Our most recent book is titled Divided We Stand: The 2020 Elections and American Politics.  Among other things, it discusses party organizations and campaign finance.

Zachary Basu and Erin Doherty at Axios:

President Biden and his campaign have begun openly taunting former President Trump over the massive — and growing — disparity in fundraising between the two parties' presumptive nominees.

Why it matters: Democrats hold a staggering cash advantage over Republicans at virtually every level of national politics. And the money raised by Trump's political operation is increasingly flowing into a black hole of legal expenses.

By the numbers: The Biden campaign and the DNC ended February with more than twice as much cash on hand ($97.5 million) as Trump and the RNC ($44.8 million), according to new campaign finance reports.
Zoom in: Trump's leadership PAC, Save America, spent more than $6.9 million on legal-related expenses last month — equivalent to a staggering $238,000 per day, according to The Daily Beast.

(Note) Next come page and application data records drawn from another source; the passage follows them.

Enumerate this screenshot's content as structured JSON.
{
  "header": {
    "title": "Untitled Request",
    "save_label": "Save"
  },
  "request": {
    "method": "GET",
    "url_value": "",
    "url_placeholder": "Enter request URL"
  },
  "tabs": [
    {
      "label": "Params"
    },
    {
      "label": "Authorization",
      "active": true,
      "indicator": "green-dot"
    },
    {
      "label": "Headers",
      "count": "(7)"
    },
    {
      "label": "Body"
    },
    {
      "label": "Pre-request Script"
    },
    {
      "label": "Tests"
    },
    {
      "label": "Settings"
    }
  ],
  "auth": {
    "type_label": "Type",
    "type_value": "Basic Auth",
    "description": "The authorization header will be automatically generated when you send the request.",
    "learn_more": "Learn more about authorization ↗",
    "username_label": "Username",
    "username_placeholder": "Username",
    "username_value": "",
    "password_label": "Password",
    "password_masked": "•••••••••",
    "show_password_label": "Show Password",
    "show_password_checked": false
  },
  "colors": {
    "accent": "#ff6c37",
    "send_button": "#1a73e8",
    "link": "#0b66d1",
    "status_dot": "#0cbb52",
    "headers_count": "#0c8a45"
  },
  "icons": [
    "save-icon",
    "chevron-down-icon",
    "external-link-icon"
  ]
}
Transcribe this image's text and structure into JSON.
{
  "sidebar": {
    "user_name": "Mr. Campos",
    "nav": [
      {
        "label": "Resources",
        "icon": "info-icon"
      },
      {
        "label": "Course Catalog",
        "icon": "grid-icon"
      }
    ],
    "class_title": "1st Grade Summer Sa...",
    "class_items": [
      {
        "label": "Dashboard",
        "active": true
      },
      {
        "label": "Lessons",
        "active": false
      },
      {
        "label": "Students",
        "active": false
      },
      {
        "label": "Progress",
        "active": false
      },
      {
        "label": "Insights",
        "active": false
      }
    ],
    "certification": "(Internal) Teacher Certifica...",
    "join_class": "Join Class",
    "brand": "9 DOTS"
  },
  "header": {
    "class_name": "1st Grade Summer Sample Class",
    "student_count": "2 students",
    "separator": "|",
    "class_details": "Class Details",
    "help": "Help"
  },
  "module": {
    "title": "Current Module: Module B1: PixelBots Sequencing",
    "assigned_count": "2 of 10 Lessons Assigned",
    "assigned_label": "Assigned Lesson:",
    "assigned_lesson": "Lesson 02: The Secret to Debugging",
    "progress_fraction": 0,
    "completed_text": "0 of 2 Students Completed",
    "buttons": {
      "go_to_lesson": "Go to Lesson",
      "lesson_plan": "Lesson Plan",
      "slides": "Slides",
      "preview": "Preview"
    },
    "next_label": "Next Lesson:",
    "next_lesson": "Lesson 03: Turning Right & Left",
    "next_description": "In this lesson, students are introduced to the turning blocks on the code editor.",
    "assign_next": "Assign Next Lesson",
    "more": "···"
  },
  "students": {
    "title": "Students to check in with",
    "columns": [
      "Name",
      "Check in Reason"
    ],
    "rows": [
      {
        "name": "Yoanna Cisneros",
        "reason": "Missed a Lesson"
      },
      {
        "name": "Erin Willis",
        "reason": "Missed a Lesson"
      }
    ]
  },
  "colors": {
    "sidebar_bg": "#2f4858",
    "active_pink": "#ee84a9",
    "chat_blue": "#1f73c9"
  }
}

Maggie Haberman and Ben Protess at NYT:
Donald J. Trump is expected to spend his Monday morning in the courtroom of a New York judge who might soon preside over his criminal trial and, ultimately, throw him behind bars. And that’s not even the legal predicament that worries Mr. Trump most that day.

The hearing in his Manhattan criminal prosecution — in which he is accused of covering up a sex scandal to pave his way to the presidency — comes as he races to fend off a financial crisis arising from a $454 million judgment in another case. The New York attorney general, Letitia James, who brought that civil fraud suit against the former president and his family business, might begin to collect as soon as Monday.

To avoid a mortal threat to the Trump Organization, Mr. Trump must persuade another company to post a bond on his behalf, promising that it will cover the judgment if he loses a pending appeal and fails to pay. Yet Mr. Trump’s lawyers in court papers said that securing the bond would be a “practical impossibility,” because he would need to pledge some $550 million in cash and liquid investments as collateral to the bond company — an admission that laid bare the former president’s cash crunch.

Unless Mr. Trump strikes an 11th-hour deal, Ms. James could freeze his bank accounts, and begin the long and complicated process of seizing some of his properties. And barring Mr. Trump’s lawyers achieving an improbable legal triumph, the judge in his criminal case could set a trial date for as soon as next month.